Page and application data records:
--------------------

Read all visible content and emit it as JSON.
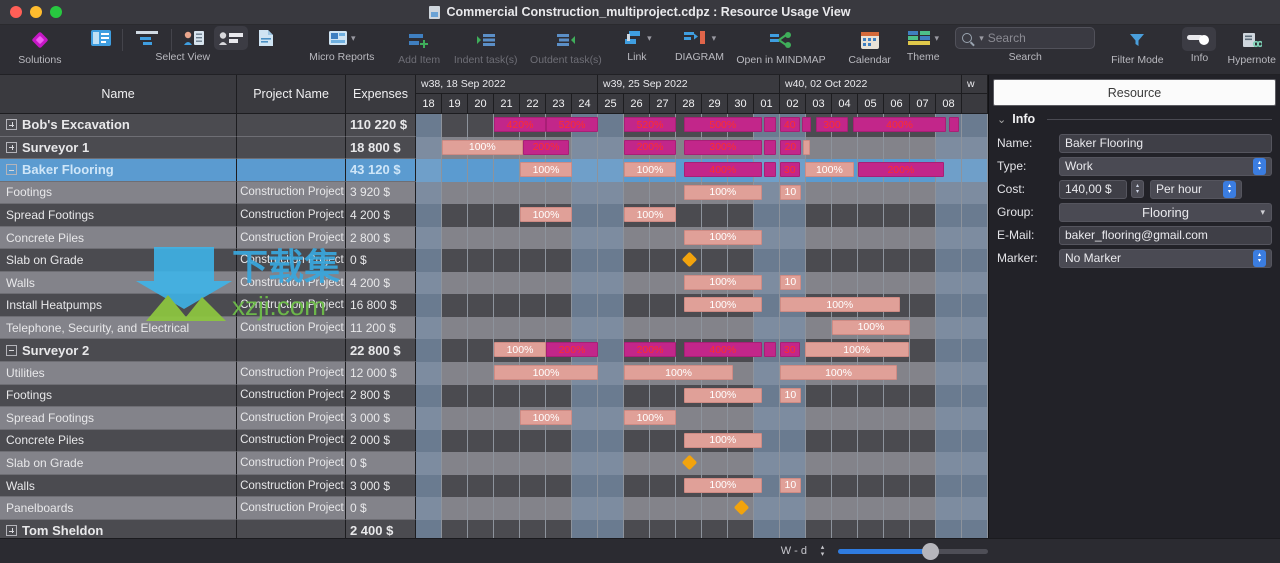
{
  "window": {
    "title": "Commercial Construction_multiproject.cdpz : Resource Usage View",
    "doc_icon": "document-icon"
  },
  "toolbar": {
    "items": [
      {
        "name": "solutions",
        "label": "Solutions",
        "icon": "diamond-icon",
        "dim": false
      },
      {
        "name": "select-view-cards",
        "label": "",
        "icon": "cards-view-icon",
        "dim": false
      },
      {
        "name": "select-view-gantt",
        "label": "",
        "icon": "gantt-view-icon",
        "dim": false
      },
      {
        "name": "select-view-resource-sheet",
        "label": "",
        "icon": "resource-sheet-icon",
        "dim": false
      },
      {
        "name": "select-view-resource-usage",
        "label": "",
        "icon": "resource-usage-icon",
        "dim": false
      },
      {
        "name": "select-view-report",
        "label": "",
        "icon": "report-page-icon",
        "dim": false
      }
    ],
    "select_view_label": "Select View",
    "micro_reports_label": "Micro Reports",
    "add_item_label": "Add Item",
    "indent_label": "Indent task(s)",
    "outdent_label": "Outdent task(s)",
    "link_label": "Link",
    "diagram_label": "DIAGRAM",
    "mindmap_label": "Open in MINDMAP",
    "calendar_label": "Calendar",
    "theme_label": "Theme",
    "search_label": "Search",
    "search_placeholder": "Search",
    "filter_mode_label": "Filter Mode",
    "info_label": "Info",
    "hypernote_label": "Hypernote"
  },
  "grid": {
    "columns": [
      "Name",
      "Project Name",
      "Expenses"
    ],
    "rows": [
      {
        "name": "Bob's Excavation",
        "project": "",
        "expenses": "110 220 $",
        "kind": "group",
        "twisty": "plus",
        "selected": false
      },
      {
        "name": "Surveyor 1",
        "project": "",
        "expenses": "18 800 $",
        "kind": "group",
        "twisty": "plus",
        "selected": false
      },
      {
        "name": "Baker Flooring",
        "project": "",
        "expenses": "43 120 $",
        "kind": "group",
        "twisty": "minus",
        "selected": true
      },
      {
        "name": "Footings",
        "project": "Construction Project",
        "expenses": "3 920 $",
        "kind": "task",
        "twisty": "",
        "selected": false
      },
      {
        "name": "Spread Footings",
        "project": "Construction Project",
        "expenses": "4 200 $",
        "kind": "task",
        "twisty": "",
        "selected": false
      },
      {
        "name": "Concrete Piles",
        "project": "Construction Project",
        "expenses": "2 800 $",
        "kind": "task",
        "twisty": "",
        "selected": false
      },
      {
        "name": "Slab on Grade",
        "project": "Construction Project",
        "expenses": "0 $",
        "kind": "task",
        "twisty": "",
        "selected": false
      },
      {
        "name": "Walls",
        "project": "Construction Project",
        "expenses": "4 200 $",
        "kind": "task",
        "twisty": "",
        "selected": false
      },
      {
        "name": "Install Heatpumps",
        "project": "Construction Project",
        "expenses": "16 800 $",
        "kind": "task",
        "twisty": "",
        "selected": false
      },
      {
        "name": "Telephone, Security, and Electrical",
        "project": "Construction Project",
        "expenses": "11 200 $",
        "kind": "task",
        "twisty": "",
        "selected": false
      },
      {
        "name": "Surveyor 2",
        "project": "",
        "expenses": "22 800 $",
        "kind": "group",
        "twisty": "minus",
        "selected": false
      },
      {
        "name": "Utilities",
        "project": "Construction Project",
        "expenses": "12 000 $",
        "kind": "task",
        "twisty": "",
        "selected": false
      },
      {
        "name": "Footings",
        "project": "Construction Project",
        "expenses": "2 800 $",
        "kind": "task",
        "twisty": "",
        "selected": false
      },
      {
        "name": "Spread Footings",
        "project": "Construction Project",
        "expenses": "3 000 $",
        "kind": "task",
        "twisty": "",
        "selected": false
      },
      {
        "name": "Concrete Piles",
        "project": "Construction Project",
        "expenses": "2 000 $",
        "kind": "task",
        "twisty": "",
        "selected": false
      },
      {
        "name": "Slab on Grade",
        "project": "Construction Project",
        "expenses": "0 $",
        "kind": "task",
        "twisty": "",
        "selected": false
      },
      {
        "name": "Walls",
        "project": "Construction Project",
        "expenses": "3 000 $",
        "kind": "task",
        "twisty": "",
        "selected": false
      },
      {
        "name": "Panelboards",
        "project": "Construction Project",
        "expenses": "0 $",
        "kind": "task",
        "twisty": "",
        "selected": false
      },
      {
        "name": "Tom Sheldon",
        "project": "",
        "expenses": "2 400 $",
        "kind": "group",
        "twisty": "plus",
        "selected": false
      }
    ]
  },
  "timeline": {
    "weeks": [
      {
        "label": "w38, 18 Sep 2022",
        "days": 7
      },
      {
        "label": "w39, 25 Sep 2022",
        "days": 7
      },
      {
        "label": "w40, 02 Oct 2022",
        "days": 7
      },
      {
        "label": "w",
        "days": 1
      }
    ],
    "days": [
      "18",
      "19",
      "20",
      "21",
      "22",
      "23",
      "24",
      "25",
      "26",
      "27",
      "28",
      "29",
      "30",
      "01",
      "02",
      "03",
      "04",
      "05",
      "06",
      "07",
      "08",
      ""
    ],
    "weekend_index": [
      0,
      6,
      7,
      13,
      14,
      20,
      21
    ],
    "bars": [
      {
        "row": 0,
        "items": [
          {
            "start": 3.0,
            "span": 2.0,
            "label": "420%",
            "type": "over"
          },
          {
            "start": 5.0,
            "span": 2.0,
            "label": "520%",
            "type": "over"
          },
          {
            "start": 8.0,
            "span": 2.0,
            "label": "520%",
            "type": "over"
          },
          {
            "start": 10.3,
            "span": 3.0,
            "label": "500%",
            "type": "over"
          },
          {
            "start": 13.4,
            "span": 0.45,
            "label": "",
            "type": "over"
          },
          {
            "start": 14.0,
            "span": 0.75,
            "label": "40",
            "type": "over"
          },
          {
            "start": 14.85,
            "span": 0.35,
            "label": "",
            "type": "over"
          },
          {
            "start": 15.4,
            "span": 1.2,
            "label": "300",
            "type": "over"
          },
          {
            "start": 16.8,
            "span": 3.6,
            "label": "400%",
            "type": "over"
          },
          {
            "start": 20.5,
            "span": 0.4,
            "label": "",
            "type": "over"
          }
        ]
      },
      {
        "row": 1,
        "items": [
          {
            "start": 1.0,
            "span": 3.1,
            "label": "100%",
            "type": "norm"
          },
          {
            "start": 4.1,
            "span": 1.8,
            "label": "200%",
            "type": "over"
          },
          {
            "start": 8.0,
            "span": 2.0,
            "label": "200%",
            "type": "over"
          },
          {
            "start": 10.3,
            "span": 3.0,
            "label": "300%",
            "type": "over"
          },
          {
            "start": 13.4,
            "span": 0.45,
            "label": "",
            "type": "over"
          },
          {
            "start": 14.0,
            "span": 0.8,
            "label": "20",
            "type": "over"
          },
          {
            "start": 14.9,
            "span": 0.25,
            "label": "",
            "type": "norm"
          }
        ]
      },
      {
        "row": 2,
        "items": [
          {
            "start": 4.0,
            "span": 2.0,
            "label": "100%",
            "type": "norm"
          },
          {
            "start": 8.0,
            "span": 2.0,
            "label": "100%",
            "type": "norm"
          },
          {
            "start": 10.3,
            "span": 3.0,
            "label": "400%",
            "type": "over"
          },
          {
            "start": 13.4,
            "span": 0.45,
            "label": "",
            "type": "over"
          },
          {
            "start": 14.0,
            "span": 0.75,
            "label": "30",
            "type": "over"
          },
          {
            "start": 14.95,
            "span": 1.9,
            "label": "100%",
            "type": "norm"
          },
          {
            "start": 17.0,
            "span": 3.3,
            "label": "200%",
            "type": "over"
          }
        ]
      },
      {
        "row": 3,
        "items": [
          {
            "start": 10.3,
            "span": 3.0,
            "label": "100%",
            "type": "norm"
          },
          {
            "start": 14.0,
            "span": 0.8,
            "label": "10",
            "type": "norm"
          }
        ]
      },
      {
        "row": 4,
        "items": [
          {
            "start": 4.0,
            "span": 2.0,
            "label": "100%",
            "type": "norm"
          },
          {
            "start": 8.0,
            "span": 2.0,
            "label": "100%",
            "type": "norm"
          }
        ]
      },
      {
        "row": 5,
        "items": [
          {
            "start": 10.3,
            "span": 3.0,
            "label": "100%",
            "type": "norm"
          }
        ]
      },
      {
        "row": 6,
        "items": [
          {
            "start": 10.0,
            "span": 0.42,
            "label": "",
            "type": "milestone"
          }
        ]
      },
      {
        "row": 7,
        "items": [
          {
            "start": 10.3,
            "span": 3.0,
            "label": "100%",
            "type": "norm"
          },
          {
            "start": 14.0,
            "span": 0.8,
            "label": "10",
            "type": "norm"
          }
        ]
      },
      {
        "row": 8,
        "items": [
          {
            "start": 10.3,
            "span": 3.0,
            "label": "100%",
            "type": "norm"
          },
          {
            "start": 14.0,
            "span": 4.6,
            "label": "100%",
            "type": "norm"
          }
        ]
      },
      {
        "row": 9,
        "items": [
          {
            "start": 16.0,
            "span": 3.0,
            "label": "100%",
            "type": "norm"
          }
        ]
      },
      {
        "row": 10,
        "items": [
          {
            "start": 3.0,
            "span": 2.0,
            "label": "100%",
            "type": "norm"
          },
          {
            "start": 5.0,
            "span": 2.0,
            "label": "200%",
            "type": "over"
          },
          {
            "start": 8.0,
            "span": 2.0,
            "label": "200%",
            "type": "over"
          },
          {
            "start": 10.3,
            "span": 3.0,
            "label": "400%",
            "type": "over"
          },
          {
            "start": 13.4,
            "span": 0.45,
            "label": "",
            "type": "over"
          },
          {
            "start": 14.0,
            "span": 0.75,
            "label": "30",
            "type": "over"
          },
          {
            "start": 14.95,
            "span": 4.0,
            "label": "100%",
            "type": "norm"
          }
        ]
      },
      {
        "row": 11,
        "items": [
          {
            "start": 3.0,
            "span": 4.0,
            "label": "100%",
            "type": "norm"
          },
          {
            "start": 8.0,
            "span": 4.2,
            "label": "100%",
            "type": "norm"
          },
          {
            "start": 14.0,
            "span": 4.5,
            "label": "100%",
            "type": "norm"
          }
        ]
      },
      {
        "row": 12,
        "items": [
          {
            "start": 10.3,
            "span": 3.0,
            "label": "100%",
            "type": "norm"
          },
          {
            "start": 14.0,
            "span": 0.8,
            "label": "10",
            "type": "norm"
          }
        ]
      },
      {
        "row": 13,
        "items": [
          {
            "start": 4.0,
            "span": 2.0,
            "label": "100%",
            "type": "norm"
          },
          {
            "start": 8.0,
            "span": 2.0,
            "label": "100%",
            "type": "norm"
          }
        ]
      },
      {
        "row": 14,
        "items": [
          {
            "start": 10.3,
            "span": 3.0,
            "label": "100%",
            "type": "norm"
          }
        ]
      },
      {
        "row": 15,
        "items": [
          {
            "start": 10.0,
            "span": 0.42,
            "label": "",
            "type": "milestone"
          }
        ]
      },
      {
        "row": 16,
        "items": [
          {
            "start": 10.3,
            "span": 3.0,
            "label": "100%",
            "type": "norm"
          },
          {
            "start": 14.0,
            "span": 0.8,
            "label": "10",
            "type": "norm"
          }
        ]
      },
      {
        "row": 17,
        "items": [
          {
            "start": 12.0,
            "span": 0.42,
            "label": "",
            "type": "milestone"
          }
        ]
      },
      {
        "row": 18,
        "items": []
      }
    ]
  },
  "info_panel": {
    "tab": "Resource",
    "section_title": "Info",
    "fields": {
      "name_label": "Name:",
      "name_value": "Baker Flooring",
      "type_label": "Type:",
      "type_value": "Work",
      "cost_label": "Cost:",
      "cost_value": "140,00 $",
      "cost_unit": "Per hour",
      "group_label": "Group:",
      "group_value": "Flooring",
      "email_label": "E-Mail:",
      "email_value": "baker_flooring@gmail.com",
      "marker_label": "Marker:",
      "marker_value": "No Marker"
    }
  },
  "status_bar": {
    "scale_label": "W - d"
  },
  "colors": {
    "accent_blue": "#5b9bd0",
    "bar_normal": "#e0a098",
    "bar_overload": "#c2268a",
    "milestone": "#f2a30d",
    "slider": "#2f7ce0"
  }
}
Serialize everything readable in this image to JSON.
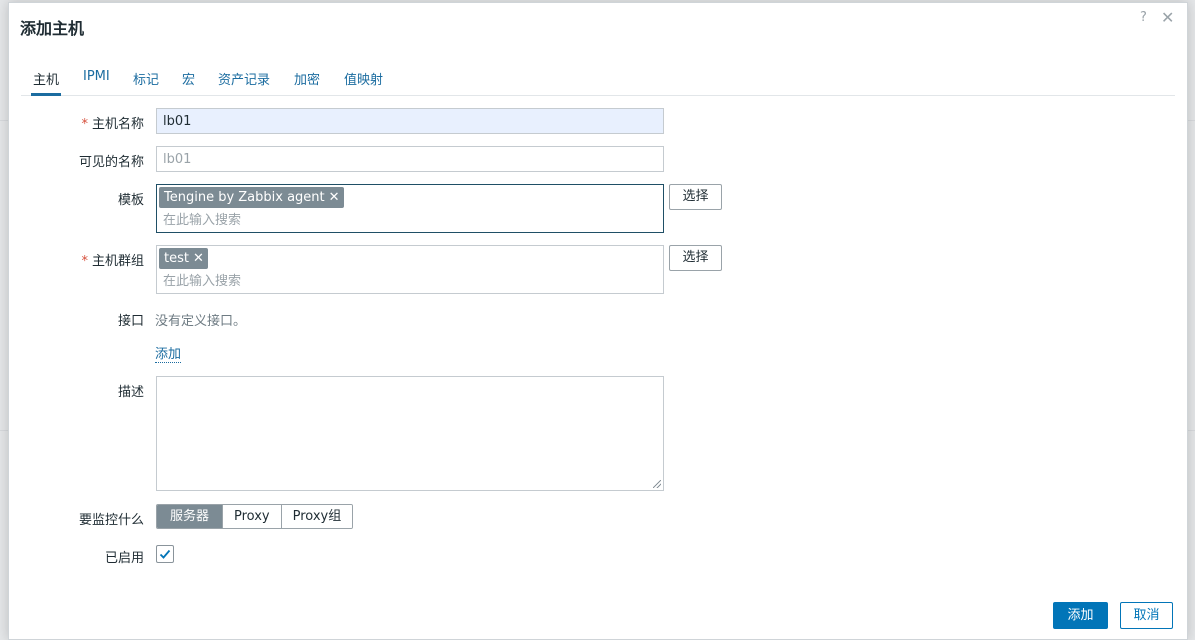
{
  "dialog": {
    "title": "添加主机",
    "help_glyph": "?",
    "close_glyph": "✕"
  },
  "tabs": [
    {
      "label": "主机",
      "active": true
    },
    {
      "label": "IPMI"
    },
    {
      "label": "标记"
    },
    {
      "label": "宏"
    },
    {
      "label": "资产记录"
    },
    {
      "label": "加密"
    },
    {
      "label": "值映射"
    }
  ],
  "form": {
    "required_mark": "*",
    "hostname": {
      "label": "主机名称",
      "value": "lb01"
    },
    "visible_name": {
      "label": "可见的名称",
      "placeholder": "lb01"
    },
    "templates": {
      "label": "模板",
      "chips": [
        "Tengine by Zabbix agent"
      ],
      "search_placeholder": "在此输入搜索",
      "select_label": "选择"
    },
    "host_groups": {
      "label": "主机群组",
      "chips": [
        "test"
      ],
      "search_placeholder": "在此输入搜索",
      "select_label": "选择"
    },
    "interfaces": {
      "label": "接口",
      "empty_text": "没有定义接口。",
      "add_label": "添加"
    },
    "description": {
      "label": "描述"
    },
    "monitored_by": {
      "label": "要监控什么",
      "options": [
        "服务器",
        "Proxy",
        "Proxy组"
      ],
      "selected": "服务器"
    },
    "enabled": {
      "label": "已启用",
      "checked": true
    }
  },
  "footer": {
    "add_label": "添加",
    "cancel_label": "取消"
  },
  "colors": {
    "primary": "#0275b8",
    "chip": "#7c8b94",
    "link": "#1b6ca0"
  },
  "chip_remove_glyph": "✕"
}
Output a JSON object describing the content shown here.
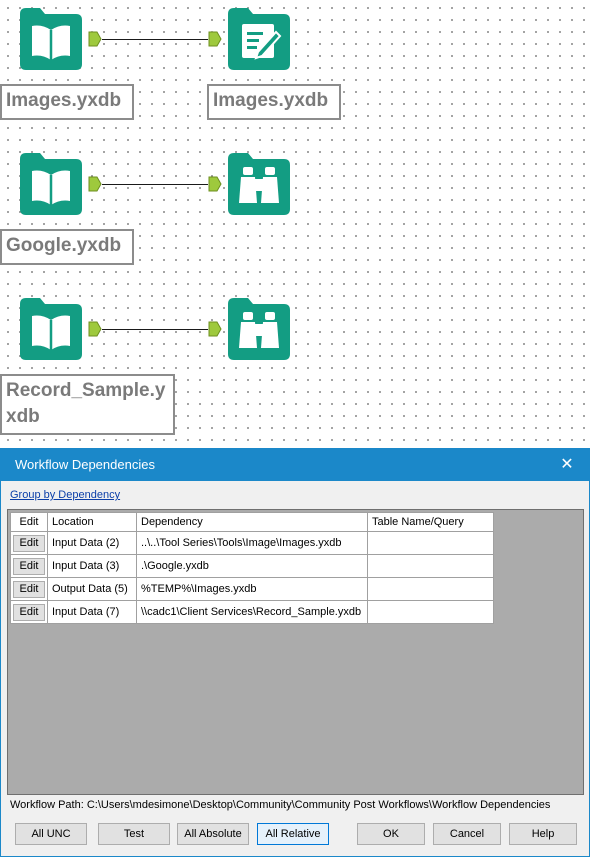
{
  "canvas": {
    "labels": [
      "Images.yxdb",
      "Images.yxdb",
      "Google.yxdb",
      "Record_Sample.y xdb"
    ],
    "icons": [
      "input-data-book-icon",
      "output-data-document-icon",
      "browse-binoculars-icon"
    ]
  },
  "colors": {
    "tool_teal": "#139d83",
    "anchor_green": "#9ec93d",
    "dialog_blue": "#1b88c9",
    "grid_grey": "#ababab"
  },
  "dialog": {
    "title": "Workflow Dependencies",
    "close_glyph": "✕",
    "group_link": "Group by Dependency",
    "columns": [
      "Edit",
      "Location",
      "Dependency",
      "Table Name/Query"
    ],
    "rows": [
      {
        "edit": "Edit",
        "location": "Input Data (2)",
        "dependency": "..\\..\\Tool Series\\Tools\\Image\\Images.yxdb",
        "table": ""
      },
      {
        "edit": "Edit",
        "location": "Input Data (3)",
        "dependency": ".\\Google.yxdb",
        "table": ""
      },
      {
        "edit": "Edit",
        "location": "Output Data (5)",
        "dependency": "%TEMP%\\Images.yxdb",
        "table": ""
      },
      {
        "edit": "Edit",
        "location": "Input Data (7)",
        "dependency": "\\\\cadc1\\Client Services\\Record_Sample.yxdb",
        "table": ""
      }
    ],
    "workflow_path": "Workflow Path: C:\\Users\\mdesimone\\Desktop\\Community\\Community Post Workflows\\Workflow Dependencies",
    "buttons": {
      "all_unc": "All UNC",
      "test": "Test",
      "all_absolute": "All Absolute",
      "all_relative": "All Relative",
      "ok": "OK",
      "cancel": "Cancel",
      "help": "Help"
    }
  }
}
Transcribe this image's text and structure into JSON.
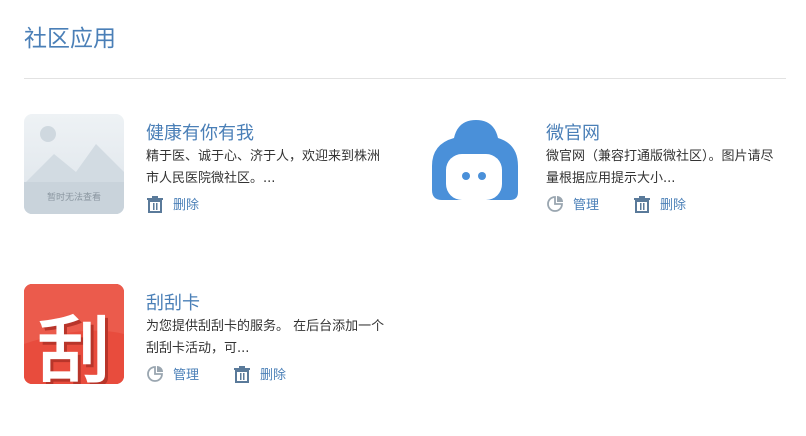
{
  "page": {
    "title": "社区应用"
  },
  "apps": [
    {
      "name": "健康有你有我",
      "description": "精于医、诚于心、济于人，欢迎来到株洲市人民医院微社区。...",
      "thumbnail_text": "暂时无法查看",
      "icon": "image-placeholder",
      "actions": [
        {
          "label": "删除",
          "icon": "trash-icon"
        }
      ]
    },
    {
      "name": "微官网",
      "description": "微官网（兼容打通版微社区）。图片请尽量根据应用提示大小...",
      "icon": "house-face-icon",
      "actions": [
        {
          "label": "管理",
          "icon": "pie-chart-icon"
        },
        {
          "label": "删除",
          "icon": "trash-icon"
        }
      ]
    },
    {
      "name": "刮刮卡",
      "description": "为您提供刮刮卡的服务。 在后台添加一个刮刮卡活动，可...",
      "thumbnail_text": "刮",
      "icon": "scratch-card-icon",
      "actions": [
        {
          "label": "管理",
          "icon": "pie-chart-icon"
        },
        {
          "label": "删除",
          "icon": "trash-icon"
        }
      ]
    }
  ],
  "colors": {
    "accent": "#4a7fb7",
    "scratch_red": "#e84c3d",
    "wechat_blue": "#4a90d9"
  }
}
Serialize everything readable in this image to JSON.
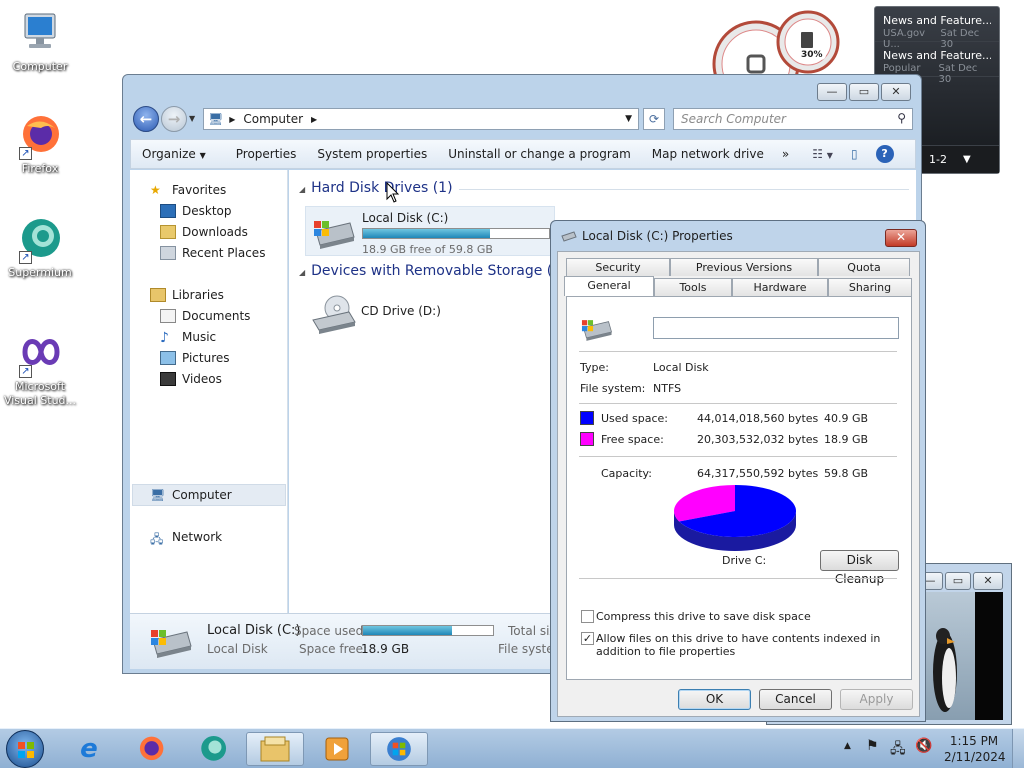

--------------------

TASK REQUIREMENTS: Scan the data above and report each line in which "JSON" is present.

REPLY:
Read all visible content and emit it as JSON.
Serialize everything readable in this image to JSON.
Output a JSON object describing the content shown here.
Transcribe this image's text and structure into JSON.
Serialize everything readable in this image to JSON.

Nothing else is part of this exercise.